A look into the past is always easier than looking into the future. The variability of the relevant parameters and the uncertainty of the mathematical models is so great that it is forecast by the IPCC researchers, the Intergovernmental Panel on Climate Change, that a temperature increase of two to five degrees Celsius will be reached by the end of the century. But it is clearly a rise. The weather service reported that 2018 had been the warmest year since weather records began.
Higher temperature means more energy
Although in the storms such a clear forecast as in the temperatures is not yet possible, so you can still make some basic predictions on the subject of wind. Physicists can sometimes make startling predictions without having the knowledge they need to know: as the Earth’s mean temperature increases, so does the energy in the atmosphere.
But if more energy exists there, then this energy can also be converted into weather events. It is plausible that in a warmer world there will be more thunderstorms, more storms and more hail – and more turbulence that will shake up passengers.
So far the theory. However, from this fundamental consideration, it is not yet possible to deduce in detail where specific weather capers are to be expected. The weather remains a chaotic, highly statistical matter that only reveals the climatic trends with a view over years and decades. Although there is much research work to be done at this point, the German Weather Service expects an increase in storms on the basis of observations to date in this country.
In the tropical cyclones, the scientific context seems to be easier at first glance. If, as measurements show, the surface temperature of the oceans increases, then in principle more energy is available for the evaporation of water. Hurricanes can then become stronger and more dangerous. But whether this will actually lead to a greater number of tropical cyclones is still the subject of scientific analysis and discussion.
In order to better understand how the energies are distributed in the highly complex global wind system and where ultimately more and possibly less wind can be expected, one would first have to have a situational picture of where exactly which wind blows with which magnitude – and that worldwide and across the various atmospheric layers.
Not only would that allow for better weather forecasts, it would also make it easier for climatologists to better understand the dynamics of the Earth’s atmosphere.
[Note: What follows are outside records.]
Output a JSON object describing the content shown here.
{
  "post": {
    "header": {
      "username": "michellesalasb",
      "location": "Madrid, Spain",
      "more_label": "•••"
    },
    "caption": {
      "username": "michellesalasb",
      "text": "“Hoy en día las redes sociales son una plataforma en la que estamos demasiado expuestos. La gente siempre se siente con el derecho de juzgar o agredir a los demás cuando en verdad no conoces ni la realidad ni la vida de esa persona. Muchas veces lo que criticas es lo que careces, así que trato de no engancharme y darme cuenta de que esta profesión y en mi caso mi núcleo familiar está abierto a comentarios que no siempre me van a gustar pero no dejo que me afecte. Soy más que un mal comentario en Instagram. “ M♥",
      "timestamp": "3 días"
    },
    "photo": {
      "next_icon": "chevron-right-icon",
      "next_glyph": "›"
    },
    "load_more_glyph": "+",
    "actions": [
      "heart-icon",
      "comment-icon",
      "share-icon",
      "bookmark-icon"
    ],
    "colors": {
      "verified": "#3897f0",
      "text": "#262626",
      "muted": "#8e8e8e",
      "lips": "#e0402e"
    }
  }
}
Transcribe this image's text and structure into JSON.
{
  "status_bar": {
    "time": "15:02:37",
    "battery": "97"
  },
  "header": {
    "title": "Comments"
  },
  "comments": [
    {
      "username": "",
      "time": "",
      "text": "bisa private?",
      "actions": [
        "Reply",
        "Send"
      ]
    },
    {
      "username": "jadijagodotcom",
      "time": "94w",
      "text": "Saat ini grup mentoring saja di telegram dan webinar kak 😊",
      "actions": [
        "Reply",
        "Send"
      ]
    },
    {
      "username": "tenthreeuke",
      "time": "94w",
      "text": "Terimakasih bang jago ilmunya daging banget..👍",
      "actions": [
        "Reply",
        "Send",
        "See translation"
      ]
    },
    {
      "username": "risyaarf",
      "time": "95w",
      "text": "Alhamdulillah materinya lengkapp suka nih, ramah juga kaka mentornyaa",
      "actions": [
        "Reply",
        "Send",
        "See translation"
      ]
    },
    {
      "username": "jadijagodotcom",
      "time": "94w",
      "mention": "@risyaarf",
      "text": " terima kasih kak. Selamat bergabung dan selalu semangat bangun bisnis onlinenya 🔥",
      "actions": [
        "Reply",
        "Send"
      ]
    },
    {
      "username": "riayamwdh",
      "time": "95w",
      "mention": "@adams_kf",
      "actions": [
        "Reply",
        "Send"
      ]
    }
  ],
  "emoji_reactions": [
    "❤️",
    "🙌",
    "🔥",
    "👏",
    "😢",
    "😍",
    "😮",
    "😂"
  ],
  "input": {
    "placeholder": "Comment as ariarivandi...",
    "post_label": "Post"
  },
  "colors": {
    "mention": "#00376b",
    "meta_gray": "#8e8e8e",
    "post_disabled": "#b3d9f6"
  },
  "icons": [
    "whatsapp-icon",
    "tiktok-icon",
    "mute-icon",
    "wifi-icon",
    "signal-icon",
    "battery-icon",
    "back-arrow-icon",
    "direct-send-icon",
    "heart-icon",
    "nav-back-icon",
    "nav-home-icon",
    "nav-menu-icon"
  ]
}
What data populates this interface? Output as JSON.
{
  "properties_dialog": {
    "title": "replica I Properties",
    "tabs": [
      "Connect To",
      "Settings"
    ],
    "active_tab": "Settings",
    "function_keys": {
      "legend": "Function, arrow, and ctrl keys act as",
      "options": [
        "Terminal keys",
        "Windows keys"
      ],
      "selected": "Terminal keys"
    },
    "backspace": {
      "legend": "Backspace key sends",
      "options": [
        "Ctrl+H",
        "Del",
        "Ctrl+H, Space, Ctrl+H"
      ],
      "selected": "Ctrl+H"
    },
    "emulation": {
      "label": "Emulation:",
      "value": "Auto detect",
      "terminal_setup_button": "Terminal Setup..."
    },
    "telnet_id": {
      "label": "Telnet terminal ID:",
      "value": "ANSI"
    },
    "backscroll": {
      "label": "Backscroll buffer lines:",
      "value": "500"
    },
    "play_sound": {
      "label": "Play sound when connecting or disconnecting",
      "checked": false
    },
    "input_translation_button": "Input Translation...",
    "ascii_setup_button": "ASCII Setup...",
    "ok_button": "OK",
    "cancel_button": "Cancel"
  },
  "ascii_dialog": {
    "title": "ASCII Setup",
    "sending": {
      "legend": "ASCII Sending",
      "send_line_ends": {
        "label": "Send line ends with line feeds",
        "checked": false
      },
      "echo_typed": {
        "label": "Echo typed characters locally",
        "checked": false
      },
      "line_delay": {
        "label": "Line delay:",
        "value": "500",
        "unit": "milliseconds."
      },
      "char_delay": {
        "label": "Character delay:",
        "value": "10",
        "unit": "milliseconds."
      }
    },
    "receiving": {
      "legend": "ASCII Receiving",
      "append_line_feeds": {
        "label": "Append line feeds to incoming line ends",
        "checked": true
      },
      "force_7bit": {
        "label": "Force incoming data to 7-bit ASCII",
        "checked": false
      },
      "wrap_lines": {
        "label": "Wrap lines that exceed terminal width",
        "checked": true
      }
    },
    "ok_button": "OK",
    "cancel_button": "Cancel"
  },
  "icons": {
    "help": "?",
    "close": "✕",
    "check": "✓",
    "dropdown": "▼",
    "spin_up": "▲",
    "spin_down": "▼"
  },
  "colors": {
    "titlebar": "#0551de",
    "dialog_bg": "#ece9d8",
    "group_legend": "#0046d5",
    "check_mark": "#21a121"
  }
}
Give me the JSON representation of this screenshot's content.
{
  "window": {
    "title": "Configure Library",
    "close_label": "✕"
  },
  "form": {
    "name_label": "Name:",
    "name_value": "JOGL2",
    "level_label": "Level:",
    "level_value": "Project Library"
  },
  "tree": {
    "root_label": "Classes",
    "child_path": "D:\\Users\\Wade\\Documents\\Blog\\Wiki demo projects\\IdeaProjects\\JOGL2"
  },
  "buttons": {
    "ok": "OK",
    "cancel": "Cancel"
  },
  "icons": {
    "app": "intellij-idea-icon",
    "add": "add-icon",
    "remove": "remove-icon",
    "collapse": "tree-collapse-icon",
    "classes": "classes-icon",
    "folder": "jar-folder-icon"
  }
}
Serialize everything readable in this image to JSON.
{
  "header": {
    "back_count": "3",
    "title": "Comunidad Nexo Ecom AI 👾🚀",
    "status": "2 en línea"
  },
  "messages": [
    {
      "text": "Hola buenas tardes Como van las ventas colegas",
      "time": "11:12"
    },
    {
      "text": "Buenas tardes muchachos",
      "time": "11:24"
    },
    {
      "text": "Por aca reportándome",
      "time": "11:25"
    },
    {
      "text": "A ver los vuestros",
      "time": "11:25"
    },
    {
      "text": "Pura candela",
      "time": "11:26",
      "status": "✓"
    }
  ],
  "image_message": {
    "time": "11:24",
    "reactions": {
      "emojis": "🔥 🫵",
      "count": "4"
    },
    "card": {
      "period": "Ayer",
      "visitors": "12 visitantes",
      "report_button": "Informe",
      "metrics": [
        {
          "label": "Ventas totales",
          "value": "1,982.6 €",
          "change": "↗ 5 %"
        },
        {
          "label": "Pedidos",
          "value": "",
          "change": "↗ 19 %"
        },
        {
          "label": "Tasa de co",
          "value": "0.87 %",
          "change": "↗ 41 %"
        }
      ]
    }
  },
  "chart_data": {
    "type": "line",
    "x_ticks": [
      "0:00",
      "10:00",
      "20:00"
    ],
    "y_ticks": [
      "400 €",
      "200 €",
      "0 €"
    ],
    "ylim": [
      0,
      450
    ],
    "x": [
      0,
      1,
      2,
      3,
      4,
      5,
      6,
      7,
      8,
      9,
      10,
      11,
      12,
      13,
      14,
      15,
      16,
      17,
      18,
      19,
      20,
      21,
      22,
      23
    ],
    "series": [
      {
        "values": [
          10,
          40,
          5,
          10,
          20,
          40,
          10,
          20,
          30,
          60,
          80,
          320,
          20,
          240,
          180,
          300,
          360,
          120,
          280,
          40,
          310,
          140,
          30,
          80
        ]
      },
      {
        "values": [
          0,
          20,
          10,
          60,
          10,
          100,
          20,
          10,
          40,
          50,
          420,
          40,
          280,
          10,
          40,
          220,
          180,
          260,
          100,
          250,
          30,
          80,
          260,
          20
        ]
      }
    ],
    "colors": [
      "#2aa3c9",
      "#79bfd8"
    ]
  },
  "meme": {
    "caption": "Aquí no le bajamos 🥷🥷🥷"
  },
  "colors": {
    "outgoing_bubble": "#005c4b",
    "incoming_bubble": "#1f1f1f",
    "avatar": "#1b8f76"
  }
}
Better climate models, in particular better statements about the probable increase of strong wind events would then be conceivable.
Surprisingly, there is only one satellite available so far that can measure such global wind profiles and wind speeds at different altitudes. It is the Esa satellite “Aeolus”, named after the Greek god of the winds, which was shot in August 2018 in a roughly 300-kilometer high earth orbit.
The 1.4-tonne satellite orbits the earth 15 times a day. “Aeolus” scans the atmosphere with the light pulses of a UV laser. The light backscattered by the molecules can then be picked up by the satellite. It hides the information about how fast the molecules are moving.
Surveying the earthly winds remains a future goal
But “Aeolus” is initially only a satellite with which the new measurement technology is to be tested. If one really wanted to measure the winds worldwide in the earth’s atmosphere, one would need at least six such satellites. So we have many years of global wind mapping in real time.
For the time being, it will remain so, that after each storm disaster the question will be asked again: “Was climate change responsible for that?” And the answer will be something like this: In individual cases, that can not be said. But there is much scientific support for the fact that there must be more storms.